▶ [WHAT YOU SHOULD DO]
In this exercise, return only the lines that run from the line with "Read all visible content and emit it as JSON." to the end of the entries below, both included. Pictures are not copied.

Stored dataset items:
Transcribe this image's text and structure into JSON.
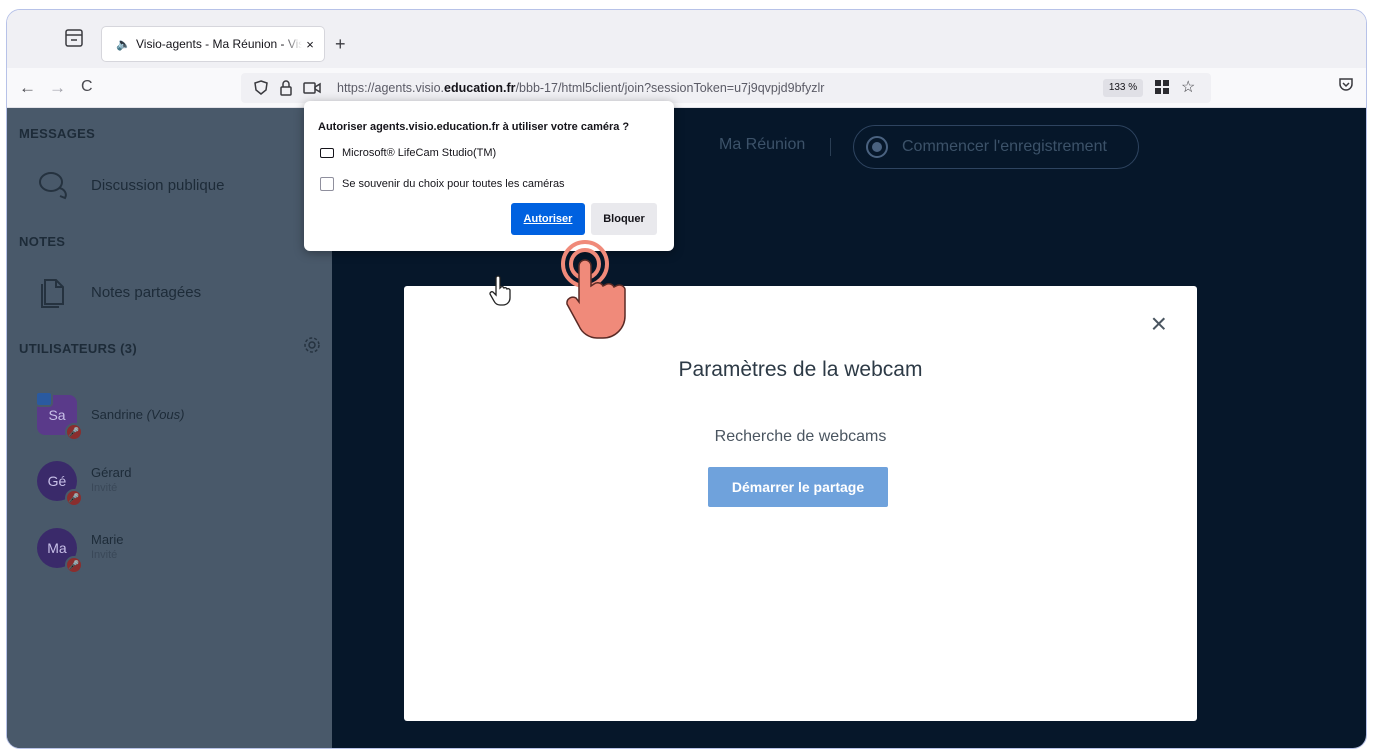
{
  "browser": {
    "tab": {
      "title": "Visio-agents - Ma Réunion - Visio-agents",
      "close": "×",
      "sound_icon": "speaker-icon"
    },
    "new_tab": "+",
    "nav": {
      "back": "←",
      "forward": "→",
      "reload": "C"
    },
    "url": {
      "prefix": "https://agents.visio.",
      "domain": "education.fr",
      "suffix": "/bbb-17/html5client/join?sessionToken=u7j9qvpjd9bfyzlr"
    },
    "zoom": "133 %"
  },
  "permission_popup": {
    "question": "Autoriser agents.visio.education.fr à utiliser votre caméra ?",
    "camera": "Microsoft® LifeCam Studio(TM)",
    "remember": "Se souvenir du choix pour toutes les caméras",
    "allow": "Autoriser",
    "block": "Bloquer"
  },
  "sidebar": {
    "messages_header": "MESSAGES",
    "public_chat": "Discussion publique",
    "notes_header": "NOTES",
    "shared_notes": "Notes partagées",
    "users_header": "UTILISATEURS (3)",
    "users": [
      {
        "initials": "Sa",
        "name": "Sandrine",
        "you": "(Vous)",
        "role": ""
      },
      {
        "initials": "Gé",
        "name": "Gérard",
        "you": "",
        "role": "Invité"
      },
      {
        "initials": "Ma",
        "name": "Marie",
        "you": "",
        "role": "Invité"
      }
    ]
  },
  "header": {
    "meeting_name": "Ma Réunion",
    "record": "Commencer l'enregistrement"
  },
  "webcam_modal": {
    "title": "Paramètres de la webcam",
    "status": "Recherche de webcams",
    "start": "Démarrer le partage",
    "close": "×"
  },
  "colors": {
    "accent": "#0061e0",
    "modal_button": "#6fa2dc",
    "app_bg": "#06172a",
    "sidebar_bg": "#49596a"
  }
}
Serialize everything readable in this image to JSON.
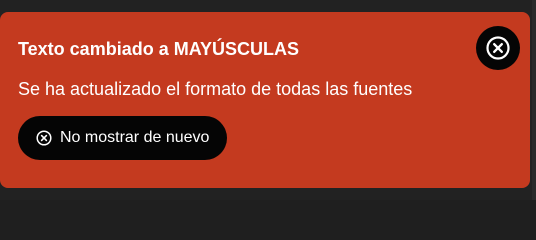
{
  "toast": {
    "title": "Texto cambiado a MAYÚSCULAS",
    "message": "Se ha actualizado el formato de todas las fuentes",
    "dismiss_label": "No mostrar de nuevo",
    "dismiss_icon": "circle-x-icon",
    "close_icon": "circle-x-icon"
  },
  "colors": {
    "toast_background": "#c43a1f",
    "button_background": "#050505",
    "text": "#ffffff",
    "backdrop": "#222222"
  }
}
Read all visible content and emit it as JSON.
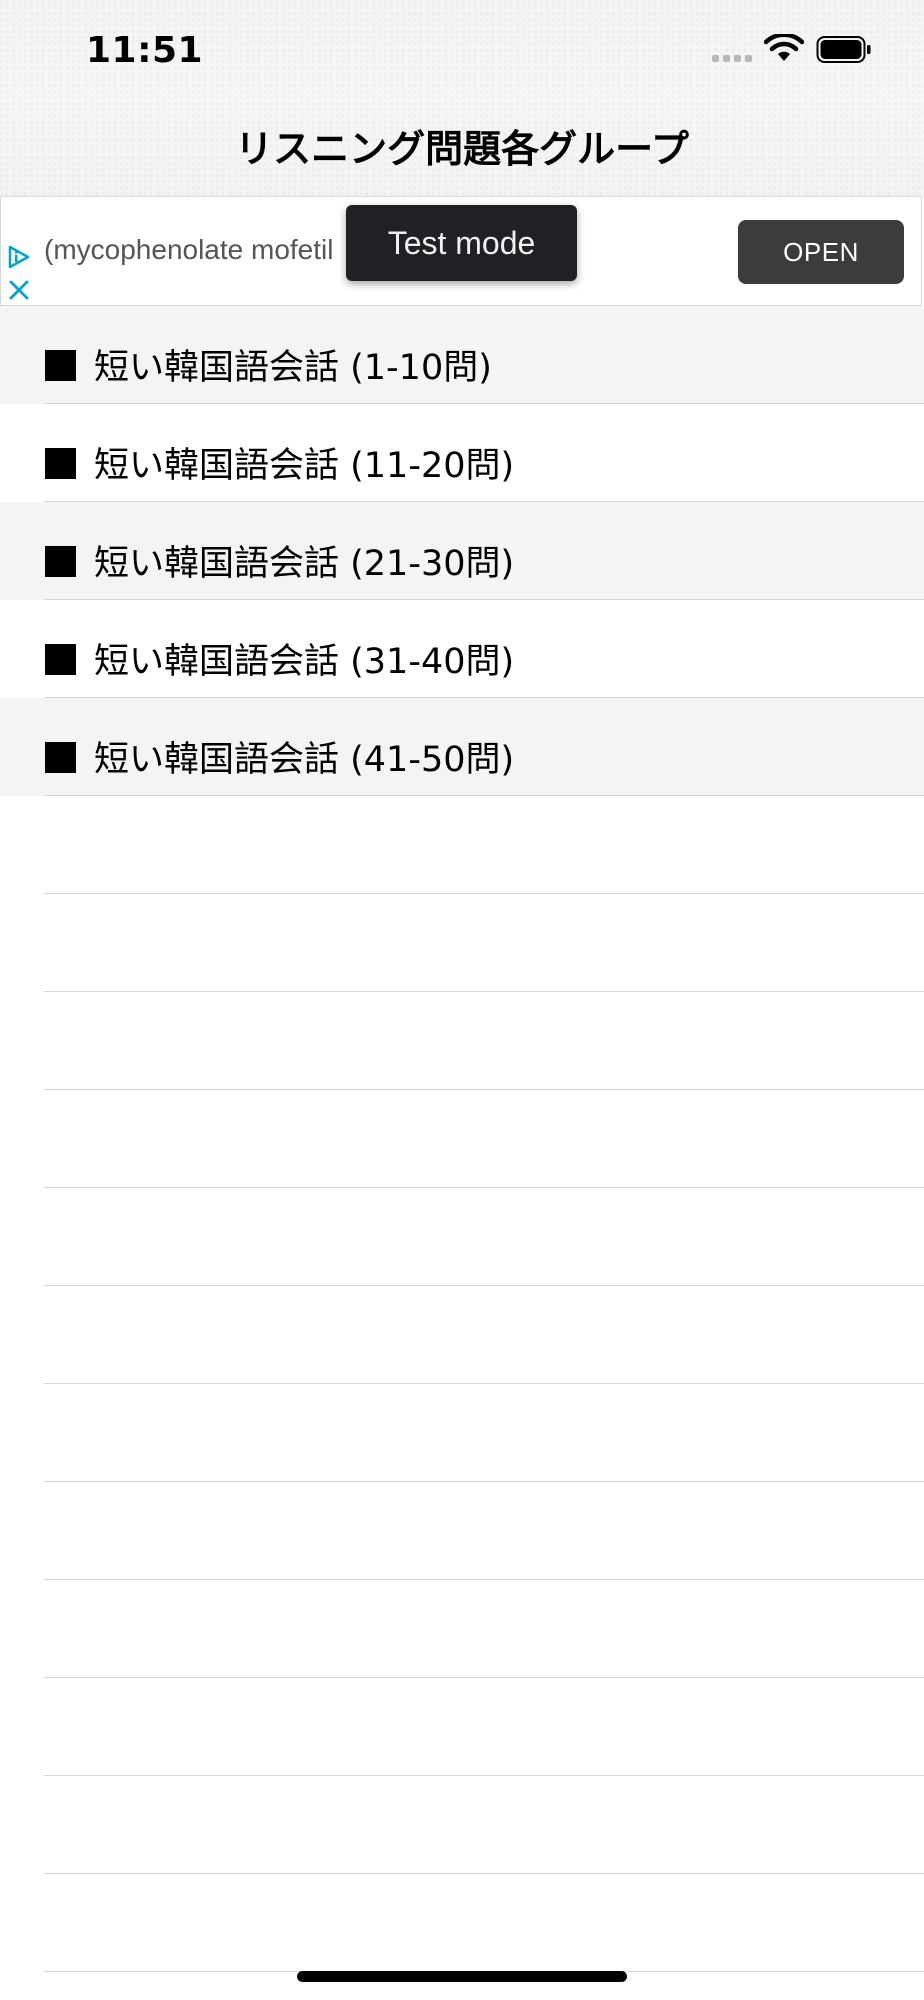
{
  "status_bar": {
    "time": "11:51"
  },
  "nav": {
    "title": "リスニング問題各グループ"
  },
  "ad": {
    "text": "(mycophenolate mofetil",
    "open_label": "OPEN",
    "test_mode_label": "Test mode",
    "accent_color": "#00a3d2"
  },
  "list": {
    "items": [
      {
        "label": "短い韓国語会話 (1-10問)"
      },
      {
        "label": "短い韓国語会話 (11-20問)"
      },
      {
        "label": "短い韓国語会話 (21-30問)"
      },
      {
        "label": "短い韓国語会話 (31-40問)"
      },
      {
        "label": "短い韓国語会話 (41-50問)"
      }
    ]
  }
}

▶ [WORKED SOLUTION]
Read all visible content and emit it as JSON.
{
  "status_bar": {
    "time": "11:51"
  },
  "nav": {
    "title": "リスニング問題各グループ"
  },
  "ad": {
    "text": "(mycophenolate mofetil",
    "open_label": "OPEN",
    "test_mode_label": "Test mode",
    "accent_color": "#00a3d2"
  },
  "list": {
    "items": [
      {
        "label": "短い韓国語会話 (1-10問)"
      },
      {
        "label": "短い韓国語会話 (11-20問)"
      },
      {
        "label": "短い韓国語会話 (21-30問)"
      },
      {
        "label": "短い韓国語会話 (31-40問)"
      },
      {
        "label": "短い韓国語会話 (41-50問)"
      }
    ]
  }
}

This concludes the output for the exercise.